With jet fuel selling at $0.97 per gallon based on $40 oil, don’t expect big orders from Alaska just yet. But they’ve seen as everyone has the projections of $70 oil by year end. While on a pro-rated basis we would not expect to see Alaska doing much more than demonstration that “it is doing something” based on these prices — clearly airlines need to show that they are doing something, else they’ll be regulated country-by-country on CO2 emissions.
What’s the carbon penalty right now based on Gevo’s cost structure? With $3.00 isobutanol, and that’s at the lowest possible end, that corresponds to the jet fuel cost when there’s (roughly) $100 oil. But on the other hand, there’s the $0.70 advanced bioful RIN, and there’s 1.5-1.7 in a gallon of jet fuel, so consider that there’s a $1.05 to $1.19 in RIN support there. That could well support a business for Gevo even with $70-$80 oil.
Reaction from the stakeholders

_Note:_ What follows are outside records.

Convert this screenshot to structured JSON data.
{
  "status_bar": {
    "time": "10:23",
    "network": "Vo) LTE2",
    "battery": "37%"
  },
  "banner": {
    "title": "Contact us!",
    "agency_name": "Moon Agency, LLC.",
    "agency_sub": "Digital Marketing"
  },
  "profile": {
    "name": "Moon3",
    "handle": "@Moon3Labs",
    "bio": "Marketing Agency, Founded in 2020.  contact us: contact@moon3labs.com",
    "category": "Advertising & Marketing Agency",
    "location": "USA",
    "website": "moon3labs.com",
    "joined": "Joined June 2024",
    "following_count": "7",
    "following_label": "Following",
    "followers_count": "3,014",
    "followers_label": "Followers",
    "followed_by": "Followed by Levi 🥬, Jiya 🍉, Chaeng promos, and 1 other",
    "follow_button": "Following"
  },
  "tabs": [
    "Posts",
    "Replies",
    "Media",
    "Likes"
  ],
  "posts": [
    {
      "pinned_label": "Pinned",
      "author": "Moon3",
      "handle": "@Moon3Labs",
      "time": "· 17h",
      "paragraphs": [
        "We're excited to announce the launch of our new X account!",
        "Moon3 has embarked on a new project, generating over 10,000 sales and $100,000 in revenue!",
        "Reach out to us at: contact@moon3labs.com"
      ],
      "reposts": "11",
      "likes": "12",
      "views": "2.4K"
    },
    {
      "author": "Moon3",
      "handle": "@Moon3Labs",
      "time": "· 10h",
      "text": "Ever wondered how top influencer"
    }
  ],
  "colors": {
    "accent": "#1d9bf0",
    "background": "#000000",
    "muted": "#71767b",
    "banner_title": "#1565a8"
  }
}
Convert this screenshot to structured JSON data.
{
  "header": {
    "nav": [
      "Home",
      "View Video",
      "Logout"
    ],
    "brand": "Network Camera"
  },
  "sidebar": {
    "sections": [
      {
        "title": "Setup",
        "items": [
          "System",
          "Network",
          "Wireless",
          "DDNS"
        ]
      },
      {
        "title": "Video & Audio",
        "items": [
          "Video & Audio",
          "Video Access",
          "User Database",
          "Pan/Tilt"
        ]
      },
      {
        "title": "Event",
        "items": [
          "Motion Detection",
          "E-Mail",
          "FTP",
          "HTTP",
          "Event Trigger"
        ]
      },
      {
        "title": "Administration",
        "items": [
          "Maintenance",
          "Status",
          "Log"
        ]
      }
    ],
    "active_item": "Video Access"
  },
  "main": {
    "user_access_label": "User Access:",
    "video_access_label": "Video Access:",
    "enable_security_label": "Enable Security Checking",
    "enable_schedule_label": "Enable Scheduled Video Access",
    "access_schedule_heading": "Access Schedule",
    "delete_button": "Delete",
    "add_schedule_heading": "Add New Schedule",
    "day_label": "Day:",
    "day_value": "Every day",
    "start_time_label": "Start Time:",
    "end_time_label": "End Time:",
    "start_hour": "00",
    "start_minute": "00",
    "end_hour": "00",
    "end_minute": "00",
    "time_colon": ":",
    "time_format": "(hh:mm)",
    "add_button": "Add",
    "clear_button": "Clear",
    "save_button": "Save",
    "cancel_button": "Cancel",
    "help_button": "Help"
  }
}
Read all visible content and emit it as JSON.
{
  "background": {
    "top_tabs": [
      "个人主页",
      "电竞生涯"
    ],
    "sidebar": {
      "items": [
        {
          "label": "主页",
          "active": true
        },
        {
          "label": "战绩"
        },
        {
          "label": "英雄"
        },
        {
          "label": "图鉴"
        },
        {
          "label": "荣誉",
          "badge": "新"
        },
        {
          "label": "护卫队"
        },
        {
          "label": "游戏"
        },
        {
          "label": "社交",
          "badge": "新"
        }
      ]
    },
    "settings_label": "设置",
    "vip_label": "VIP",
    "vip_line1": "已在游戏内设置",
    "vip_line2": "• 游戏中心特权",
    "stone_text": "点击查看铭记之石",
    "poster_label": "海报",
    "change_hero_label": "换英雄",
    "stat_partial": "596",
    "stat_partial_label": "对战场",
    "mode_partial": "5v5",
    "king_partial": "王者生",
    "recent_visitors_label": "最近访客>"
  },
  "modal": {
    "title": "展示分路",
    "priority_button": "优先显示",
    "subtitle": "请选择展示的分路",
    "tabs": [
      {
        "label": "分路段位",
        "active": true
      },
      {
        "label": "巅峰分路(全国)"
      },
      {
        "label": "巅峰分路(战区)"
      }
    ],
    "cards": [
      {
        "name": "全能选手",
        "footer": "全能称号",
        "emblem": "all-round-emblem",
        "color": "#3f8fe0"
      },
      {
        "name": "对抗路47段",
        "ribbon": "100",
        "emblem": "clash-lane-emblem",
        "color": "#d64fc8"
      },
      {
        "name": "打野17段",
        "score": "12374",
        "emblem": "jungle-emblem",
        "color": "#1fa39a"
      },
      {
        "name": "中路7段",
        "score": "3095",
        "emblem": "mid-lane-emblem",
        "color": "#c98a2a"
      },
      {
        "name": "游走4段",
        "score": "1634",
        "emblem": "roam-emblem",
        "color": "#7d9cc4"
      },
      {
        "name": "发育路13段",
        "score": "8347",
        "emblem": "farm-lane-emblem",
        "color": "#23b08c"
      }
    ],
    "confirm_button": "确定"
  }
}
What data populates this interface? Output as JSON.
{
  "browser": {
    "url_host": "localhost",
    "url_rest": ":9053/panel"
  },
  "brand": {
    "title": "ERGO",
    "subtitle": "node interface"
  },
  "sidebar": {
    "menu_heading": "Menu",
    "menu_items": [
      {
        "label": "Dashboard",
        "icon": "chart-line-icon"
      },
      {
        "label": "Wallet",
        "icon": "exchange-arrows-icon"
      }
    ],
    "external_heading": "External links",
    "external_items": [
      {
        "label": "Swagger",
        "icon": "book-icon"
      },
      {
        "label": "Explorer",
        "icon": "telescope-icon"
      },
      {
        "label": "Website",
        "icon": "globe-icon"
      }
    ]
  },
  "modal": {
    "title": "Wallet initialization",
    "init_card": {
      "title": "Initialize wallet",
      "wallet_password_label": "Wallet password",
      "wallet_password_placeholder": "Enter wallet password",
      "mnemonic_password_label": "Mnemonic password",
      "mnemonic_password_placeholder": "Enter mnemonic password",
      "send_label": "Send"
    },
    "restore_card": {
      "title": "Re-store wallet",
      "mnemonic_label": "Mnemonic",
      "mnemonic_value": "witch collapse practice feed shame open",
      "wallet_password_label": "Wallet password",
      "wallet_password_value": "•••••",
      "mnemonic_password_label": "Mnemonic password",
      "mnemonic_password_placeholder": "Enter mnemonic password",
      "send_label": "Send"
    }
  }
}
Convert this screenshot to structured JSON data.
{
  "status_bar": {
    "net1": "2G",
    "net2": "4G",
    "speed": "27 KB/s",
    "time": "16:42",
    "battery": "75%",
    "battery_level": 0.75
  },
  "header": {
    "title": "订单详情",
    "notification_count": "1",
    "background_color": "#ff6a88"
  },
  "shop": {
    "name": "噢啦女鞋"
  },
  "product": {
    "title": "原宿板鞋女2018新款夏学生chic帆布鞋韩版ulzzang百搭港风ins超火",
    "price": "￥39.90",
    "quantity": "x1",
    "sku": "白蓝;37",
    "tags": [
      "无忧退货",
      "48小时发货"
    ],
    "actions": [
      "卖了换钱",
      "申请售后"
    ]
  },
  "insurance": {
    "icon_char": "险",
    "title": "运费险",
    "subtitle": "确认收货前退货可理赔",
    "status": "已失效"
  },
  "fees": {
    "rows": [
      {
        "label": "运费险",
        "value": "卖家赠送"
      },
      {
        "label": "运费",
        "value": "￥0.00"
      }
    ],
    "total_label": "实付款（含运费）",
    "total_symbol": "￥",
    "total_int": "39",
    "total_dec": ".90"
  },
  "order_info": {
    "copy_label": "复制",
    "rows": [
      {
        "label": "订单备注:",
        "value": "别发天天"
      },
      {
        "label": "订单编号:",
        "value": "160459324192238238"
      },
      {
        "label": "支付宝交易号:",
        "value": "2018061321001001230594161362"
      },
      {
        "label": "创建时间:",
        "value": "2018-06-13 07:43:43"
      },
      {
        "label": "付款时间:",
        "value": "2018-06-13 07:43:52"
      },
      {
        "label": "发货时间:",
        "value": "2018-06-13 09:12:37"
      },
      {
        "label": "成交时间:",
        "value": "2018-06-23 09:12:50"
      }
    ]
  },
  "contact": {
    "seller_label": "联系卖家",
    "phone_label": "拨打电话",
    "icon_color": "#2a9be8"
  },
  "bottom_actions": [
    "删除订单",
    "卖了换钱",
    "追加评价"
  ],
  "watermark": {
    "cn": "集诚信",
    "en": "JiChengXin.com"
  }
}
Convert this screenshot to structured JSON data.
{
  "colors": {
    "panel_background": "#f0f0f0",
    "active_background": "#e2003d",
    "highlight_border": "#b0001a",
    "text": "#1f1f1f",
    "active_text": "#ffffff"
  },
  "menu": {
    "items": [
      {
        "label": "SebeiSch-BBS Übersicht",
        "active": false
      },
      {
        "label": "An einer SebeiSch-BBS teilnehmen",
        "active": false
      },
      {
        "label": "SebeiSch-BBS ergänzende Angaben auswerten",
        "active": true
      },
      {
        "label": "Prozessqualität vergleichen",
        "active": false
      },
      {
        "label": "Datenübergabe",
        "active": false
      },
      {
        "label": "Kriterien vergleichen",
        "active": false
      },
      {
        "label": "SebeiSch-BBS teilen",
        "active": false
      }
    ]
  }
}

“We’re pleased that this newly-revised standard now supports isobutanol based alcohol-to-jet aviation biofuels and we look forward to flying it this year. Developing a domestic, competitively priced, sustainable supply of biofuels is fundamental to Alaska Airline’s long term sustainability goals,” said Joe Sprague, Alaska Airline’s Senior Vice President of External Relations.
Dr. Patrick Gruber, Gevo’s Chief Executive Officer, commented, “This ASTM revision is a major achievement and supports one of Gevo’s key products. We believe that Gevo’s renewable ATJ provides a clear and cost-competitive path for commercial airlines to reduce their greenhouse gas footprints and reduce their particulate emissions from combustion. For Gevo, this step is expected to open a large and significant market to Gevo around which Gevo expects to build a profitable business.”
And Gevo is raising capital on the back of this
Gevo hailed the ballot as paving the way towards a commercial test of ATJ fuel. And, the company announced on the heels of this approval a complex financing plan.
Here’s the Gevo alphabet soup.
It will sell Series C units, with each Series C unit consisting of one share of common stock, Series F warrants to purchase a certain number of shares of common stock and Series H warrants to purchase a certain number of shares of common stock.
Not too bad so far. But, Gevo is also offering Series D units, in lieu of Series C units, to those purchasers whose purchase of additional Series C units in the offering would result in the purchaser beneficially owning more than 4.99% of the Company’s outstanding common stock following the completion of the offering.
The Series D units will consist of pre-funded Series G warrants to purchase one share of common stock, Series F warrants to purchase a certain number of shares of common stock and Series H warrants to purchase a certain number of shares of common stock.